#### [Problem to solve]
Would you repeat the entries below exactly and omit the pictures?

#### [The data]
=-=-=
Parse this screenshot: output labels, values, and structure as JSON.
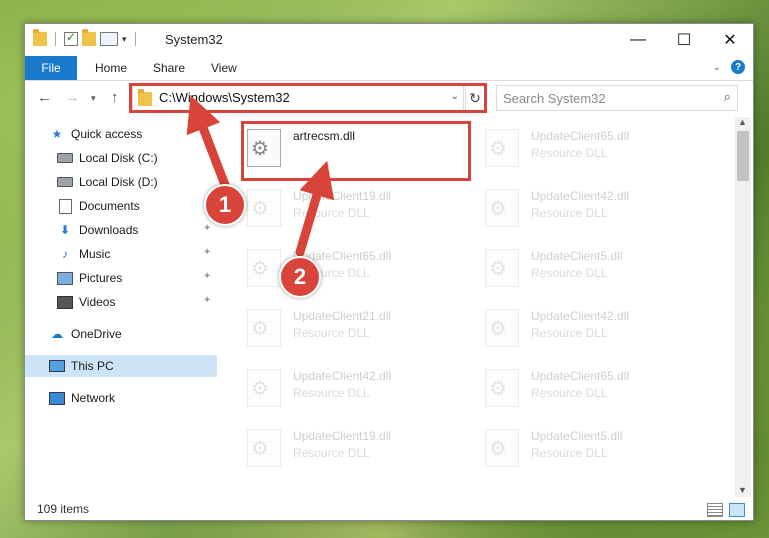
{
  "window": {
    "title": "System32",
    "minimize_glyph": "—",
    "maximize_glyph": "☐",
    "close_glyph": "✕"
  },
  "ribbon": {
    "tabs": [
      "File",
      "Home",
      "Share",
      "View"
    ],
    "help_label": "?"
  },
  "navbar": {
    "address": "C:\\Windows\\System32",
    "search_placeholder": "Search System32"
  },
  "sidebar": {
    "items": [
      {
        "label": "Quick access",
        "icon": "star-icon",
        "pinned": false
      },
      {
        "label": "Local Disk (C:)",
        "icon": "disk-icon",
        "pinned": false
      },
      {
        "label": "Local Disk (D:)",
        "icon": "disk-icon",
        "pinned": false
      },
      {
        "label": "Documents",
        "icon": "document-icon",
        "pinned": true
      },
      {
        "label": "Downloads",
        "icon": "download-icon",
        "pinned": true
      },
      {
        "label": "Music",
        "icon": "music-icon",
        "pinned": true
      },
      {
        "label": "Pictures",
        "icon": "pictures-icon",
        "pinned": true
      },
      {
        "label": "Videos",
        "icon": "videos-icon",
        "pinned": true
      },
      {
        "label": "OneDrive",
        "icon": "cloud-icon",
        "pinned": false
      },
      {
        "label": "This PC",
        "icon": "pc-icon",
        "pinned": false,
        "selected": true
      },
      {
        "label": "Network",
        "icon": "network-icon",
        "pinned": false
      }
    ]
  },
  "files": [
    {
      "name": "artrecsm.dll",
      "type": "",
      "highlighted": true
    },
    {
      "name": "UpdateClient65.dll",
      "type": "Resource DLL"
    },
    {
      "name": "UpdateClient19.dll",
      "type": "Resource DLL"
    },
    {
      "name": "UpdateClient42.dll",
      "type": "Resource DLL"
    },
    {
      "name": "UpdateClient65.dll",
      "type": "Resource DLL"
    },
    {
      "name": "UpdateClient5.dll",
      "type": "Resource DLL"
    },
    {
      "name": "UpdateClient21.dll",
      "type": "Resource DLL"
    },
    {
      "name": "UpdateClient42.dll",
      "type": "Resource DLL"
    },
    {
      "name": "UpdateClient42.dll",
      "type": "Resource DLL"
    },
    {
      "name": "UpdateClient65.dll",
      "type": "Resource DLL"
    },
    {
      "name": "UpdateClient19.dll",
      "type": "Resource DLL"
    },
    {
      "name": "UpdateClient5.dll",
      "type": "Resource DLL"
    }
  ],
  "status": {
    "item_count": "109 items"
  },
  "callouts": [
    {
      "label": "1"
    },
    {
      "label": "2"
    }
  ],
  "colors": {
    "accent": "#1979ca",
    "highlight": "#d9443a",
    "selection": "#cce4f7"
  }
}
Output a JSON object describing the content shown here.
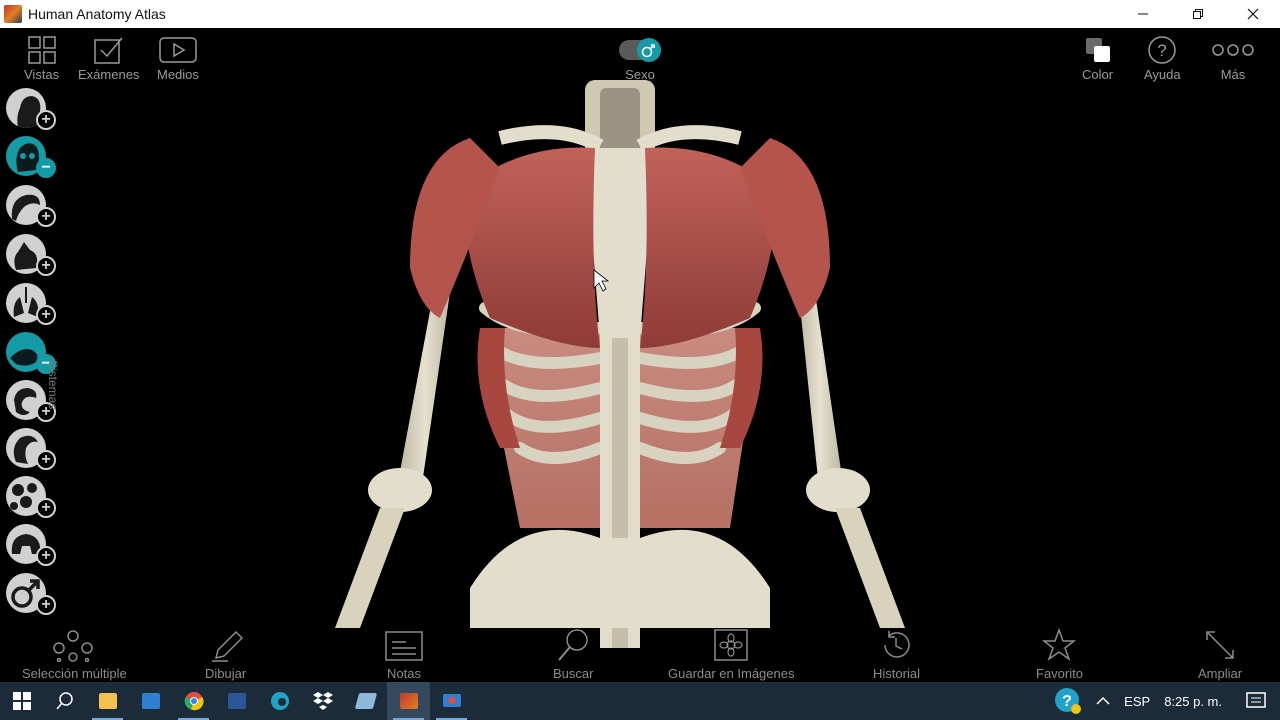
{
  "window": {
    "title": "Human Anatomy Atlas"
  },
  "top_toolbar": {
    "left": [
      {
        "label": "Vistas",
        "icon": "grid-icon"
      },
      {
        "label": "Exámenes",
        "icon": "checkbox-icon"
      },
      {
        "label": "Medios",
        "icon": "play-icon"
      }
    ],
    "center": {
      "label": "Sexo",
      "icon": "male-toggle-icon",
      "state": "male"
    },
    "right": [
      {
        "label": "Color",
        "icon": "color-squares-icon"
      },
      {
        "label": "Ayuda",
        "icon": "help-icon"
      },
      {
        "label": "Más",
        "icon": "more-icon"
      }
    ]
  },
  "systems": {
    "label": "Sistemas",
    "items": [
      {
        "icon": "skin-head-icon",
        "active": false,
        "badge": "+"
      },
      {
        "icon": "skeleton-head-icon",
        "active": true,
        "badge": "−"
      },
      {
        "icon": "connective-icon",
        "active": false,
        "badge": "+"
      },
      {
        "icon": "cardio-icon",
        "active": false,
        "badge": "+"
      },
      {
        "icon": "respiratory-icon",
        "active": false,
        "badge": "+"
      },
      {
        "icon": "muscle-arm-icon",
        "active": true,
        "badge": "−"
      },
      {
        "icon": "digestive-icon",
        "active": false,
        "badge": "+"
      },
      {
        "icon": "nervous-icon",
        "active": false,
        "badge": "+"
      },
      {
        "icon": "lymphatic-icon",
        "active": false,
        "badge": "+"
      },
      {
        "icon": "endocrine-icon",
        "active": false,
        "badge": "+"
      },
      {
        "icon": "male-symbol-icon",
        "active": false,
        "badge": "+"
      }
    ]
  },
  "bottom_toolbar": [
    {
      "label": "Selección múltiple",
      "icon": "multi-select-icon"
    },
    {
      "label": "Dibujar",
      "icon": "pencil-icon"
    },
    {
      "label": "Notas",
      "icon": "notes-icon"
    },
    {
      "label": "Buscar",
      "icon": "search-icon"
    },
    {
      "label": "Guardar en Imágenes",
      "icon": "save-image-icon"
    },
    {
      "label": "Historial",
      "icon": "history-icon"
    },
    {
      "label": "Favorito",
      "icon": "star-icon"
    },
    {
      "label": "Ampliar",
      "icon": "expand-icon"
    }
  ],
  "taskbar": {
    "apps": [
      "start-icon",
      "search-icon",
      "file-explorer-icon",
      "mail-icon",
      "chrome-icon",
      "word-icon",
      "edge-icon",
      "dropbox-icon",
      "notes-app-icon",
      "anatomy-app-icon",
      "screen-recorder-icon"
    ],
    "language": "ESP",
    "time": "8:25 p. m."
  },
  "colors": {
    "accent": "#159ba6",
    "muscle": "#b5534d",
    "bone": "#d9d2bd"
  }
}
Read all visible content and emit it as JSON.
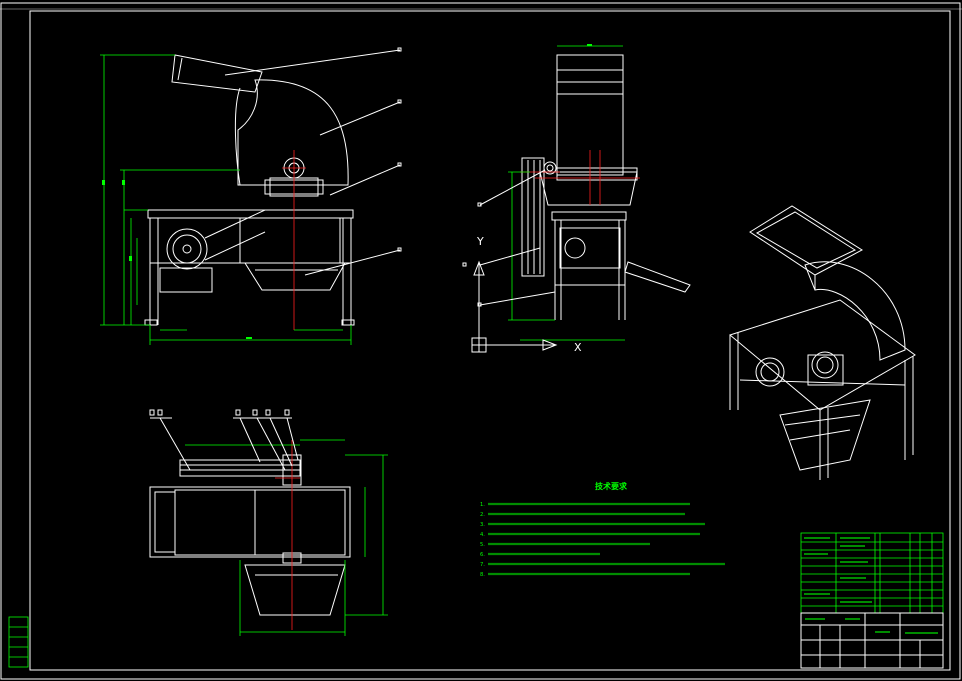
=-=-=
#### [Expected answer]
Parse this screenshot: output labels, values, and structure as JSON.
{
  "window": {
    "title": "System32",
    "minimize_glyph": "—",
    "maximize_glyph": "☐",
    "close_glyph": "✕"
  },
  "ribbon": {
    "tabs": [
      "File",
      "Home",
      "Share",
      "View"
    ],
    "help_label": "?"
  },
  "navbar": {
    "address": "C:\\Windows\\System32",
    "search_placeholder": "Search System32"
  },
  "sidebar": {
    "items": [
      {
        "label": "Quick access",
        "icon": "star-icon",
        "pinned": false
      },
      {
        "label": "Local Disk (C:)",
        "icon": "disk-icon",
        "pinned": false
      },
      {
        "label": "Local Disk (D:)",
        "icon": "disk-icon",
        "pinned": false
      },
      {
        "label": "Documents",
        "icon": "document-icon",
        "pinned": true
      },
      {
        "label": "Downloads",
        "icon": "download-icon",
        "pinned": true
      },
      {
        "label": "Music",
        "icon": "music-icon",
        "pinned": true
      },
      {
        "label": "Pictures",
        "icon": "pictures-icon",
        "pinned": true
      },
      {
        "label": "Videos",
        "icon": "videos-icon",
        "pinned": true
      },
      {
        "label": "OneDrive",
        "icon": "cloud-icon",
        "pinned": false
      },
      {
        "label": "This PC",
        "icon": "pc-icon",
        "pinned": false,
        "selected": true
      },
      {
        "label": "Network",
        "icon": "network-icon",
        "pinned": false
      }
    ]
  },
  "files": [
    {
      "name": "artrecsm.dll",
      "type": "",
      "highlighted": true
    },
    {
      "name": "UpdateClient65.dll",
      "type": "Resource DLL"
    },
    {
      "name": "UpdateClient19.dll",
      "type": "Resource DLL"
    },
    {
      "name": "UpdateClient42.dll",
      "type": "Resource DLL"
    },
    {
      "name": "UpdateClient65.dll",
      "type": "Resource DLL"
    },
    {
      "name": "UpdateClient5.dll",
      "type": "Resource DLL"
    },
    {
      "name": "UpdateClient21.dll",
      "type": "Resource DLL"
    },
    {
      "name": "UpdateClient42.dll",
      "type": "Resource DLL"
    },
    {
      "name": "UpdateClient42.dll",
      "type": "Resource DLL"
    },
    {
      "name": "UpdateClient65.dll",
      "type": "Resource DLL"
    },
    {
      "name": "UpdateClient19.dll",
      "type": "Resource DLL"
    },
    {
      "name": "UpdateClient5.dll",
      "type": "Resource DLL"
    }
  ],
  "status": {
    "item_count": "109 items"
  },
  "callouts": [
    {
      "label": "1"
    },
    {
      "label": "2"
    }
  ],
  "colors": {
    "accent": "#1979ca",
    "highlight": "#d9443a",
    "selection": "#cce4f7"
  }
}
Output a JSON object describing the content shown here.
{
  "window": {
    "title": "Human Anatomy Atlas"
  },
  "top_toolbar": {
    "left": [
      {
        "label": "Vistas",
        "icon": "grid-icon"
      },
      {
        "label": "Exámenes",
        "icon": "checkbox-icon"
      },
      {
        "label": "Medios",
        "icon": "play-icon"
      }
    ],
    "center": {
      "label": "Sexo",
      "icon": "male-toggle-icon",
      "state": "male"
    },
    "right": [
      {
        "label": "Color",
        "icon": "color-squares-icon"
      },
      {
        "label": "Ayuda",
        "icon": "help-icon"
      },
      {
        "label": "Más",
        "icon": "more-icon"
      }
    ]
  },
  "systems": {
    "label": "Sistemas",
    "items": [
      {
        "icon": "skin-head-icon",
        "active": false,
        "badge": "+"
      },
      {
        "icon": "skeleton-head-icon",
        "active": true,
        "badge": "−"
      },
      {
        "icon": "connective-icon",
        "active": false,
        "badge": "+"
      },
      {
        "icon": "cardio-icon",
        "active": false,
        "badge": "+"
      },
      {
        "icon": "respiratory-icon",
        "active": false,
        "badge": "+"
      },
      {
        "icon": "muscle-arm-icon",
        "active": true,
        "badge": "−"
      },
      {
        "icon": "digestive-icon",
        "active": false,
        "badge": "+"
      },
      {
        "icon": "nervous-icon",
        "active": false,
        "badge": "+"
      },
      {
        "icon": "lymphatic-icon",
        "active": false,
        "badge": "+"
      },
      {
        "icon": "endocrine-icon",
        "active": false,
        "badge": "+"
      },
      {
        "icon": "male-symbol-icon",
        "active": false,
        "badge": "+"
      }
    ]
  },
  "bottom_toolbar": [
    {
      "label": "Selección múltiple",
      "icon": "multi-select-icon"
    },
    {
      "label": "Dibujar",
      "icon": "pencil-icon"
    },
    {
      "label": "Notas",
      "icon": "notes-icon"
    },
    {
      "label": "Buscar",
      "icon": "search-icon"
    },
    {
      "label": "Guardar en Imágenes",
      "icon": "save-image-icon"
    },
    {
      "label": "Historial",
      "icon": "history-icon"
    },
    {
      "label": "Favorito",
      "icon": "star-icon"
    },
    {
      "label": "Ampliar",
      "icon": "expand-icon"
    }
  ],
  "taskbar": {
    "apps": [
      "start-icon",
      "search-icon",
      "file-explorer-icon",
      "mail-icon",
      "chrome-icon",
      "word-icon",
      "edge-icon",
      "dropbox-icon",
      "notes-app-icon",
      "anatomy-app-icon",
      "screen-recorder-icon"
    ],
    "language": "ESP",
    "time": "8:25 p. m."
  },
  "colors": {
    "accent": "#159ba6",
    "muscle": "#b5534d",
    "bone": "#d9d2bd"
  }
}
Read all visible content and emit it as JSON.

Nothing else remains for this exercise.